Different countries implemented these in different ways - some had it provided by the government, and paid by employers for through payroll taxes, such as in the UK. Some provided benefits through unions, paid by companies through negotiated agreement, such as unemployment insurance in the Ghent system. Finally, there were group insurance plans organised by the employer directly, though under pressure from union groups and with governmental tax support, such as in the US for healthcare.

All of these were predicated on a style of employment common at that time, full time employment with relatively limited changing of jobs. 21st century work has different characteristics in many countries - a rise in alternative employment options with platform based work, and a reduction in long-term employment even among regular workers.

This leaves workers without access to benefits, or disincentivized from taking socially beneficial actions like changing jobs due to ties to benefits. The Aspen Institute have a great paper on the idea of portable benefits, which they define as having the following characteristics:

  1. Portable - benefits follow the worker

  2. Pro-rated - contributions are made proportionally to time worked

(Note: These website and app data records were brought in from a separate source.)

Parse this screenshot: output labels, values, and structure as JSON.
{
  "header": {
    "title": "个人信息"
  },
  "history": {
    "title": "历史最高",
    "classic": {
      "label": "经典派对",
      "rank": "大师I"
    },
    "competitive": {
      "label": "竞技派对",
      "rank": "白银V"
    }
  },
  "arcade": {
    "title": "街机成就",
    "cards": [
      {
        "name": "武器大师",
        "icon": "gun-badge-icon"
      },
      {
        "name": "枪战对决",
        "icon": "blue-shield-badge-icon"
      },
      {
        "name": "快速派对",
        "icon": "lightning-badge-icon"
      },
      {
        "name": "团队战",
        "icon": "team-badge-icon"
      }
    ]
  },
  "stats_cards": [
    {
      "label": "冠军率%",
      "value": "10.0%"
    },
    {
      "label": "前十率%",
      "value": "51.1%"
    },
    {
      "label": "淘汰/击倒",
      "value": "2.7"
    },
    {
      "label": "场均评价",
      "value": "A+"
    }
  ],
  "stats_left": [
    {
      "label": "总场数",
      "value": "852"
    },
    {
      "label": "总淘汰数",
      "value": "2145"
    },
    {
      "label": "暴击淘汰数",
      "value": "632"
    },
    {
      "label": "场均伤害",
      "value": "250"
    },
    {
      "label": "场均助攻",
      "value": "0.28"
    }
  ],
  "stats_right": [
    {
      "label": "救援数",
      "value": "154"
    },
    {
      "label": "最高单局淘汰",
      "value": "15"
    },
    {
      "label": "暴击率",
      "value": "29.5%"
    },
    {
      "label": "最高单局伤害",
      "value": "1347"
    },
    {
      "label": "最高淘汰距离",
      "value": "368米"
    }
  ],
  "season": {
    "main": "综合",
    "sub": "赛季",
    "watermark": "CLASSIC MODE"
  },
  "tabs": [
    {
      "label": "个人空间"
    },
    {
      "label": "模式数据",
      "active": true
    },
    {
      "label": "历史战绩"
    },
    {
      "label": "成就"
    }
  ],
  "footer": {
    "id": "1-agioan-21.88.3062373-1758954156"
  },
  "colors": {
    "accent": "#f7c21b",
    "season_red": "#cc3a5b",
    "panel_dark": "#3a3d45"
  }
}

  3. Universal - available to all forms of workers

Aspen’s focus is very much on alternative employment options, gig economy workers and so on, but there is value to even traditional workers in having benefits which are tied to them rather than to their employer or their industry. Managing your healthcare is a significant activity for many in the US, for example, balancing between options provided by the ACA, employer plans, and so on. Changing jobs can often mean losing access to your preferred doctors or facilities.

There are some good examples of more flexible solutions out there already. The Aspen paper covers multi-employer plans in construction and acting which allow workers to stabilise lumpy work schedules and ensure benefits even when moving between jobs. It also talks about the Black Car fund in New York which takes a percentage on all taxi-like rides and provides workers comp to all drivers, and is expanding to more benefit options.

Along similar lines, Alia is a new initiative from the National Domestic Workers Alliance (and outside investors, including Google’s charitable arm) which aims to provide benefits to house cleaners. People that book a cleaning chip in a few dollars for each clean, and Alia provides paid time off and unemployment insurance.

It’s somewhat easy to look at portable benefits as a US solution for a US problem, but some variant of the same concerns exists almost everywhere. Even in a more socialised system benefits are generally paid for through payroll taxes, and as employment and contracting become more fluid concepts it gets harder to properly apportion those costs, or pushes a greater burden on to individuals. Methods for properly managing contributions based on time worked are beneficial nearly everywhere, even if individual access is already a smaller problem.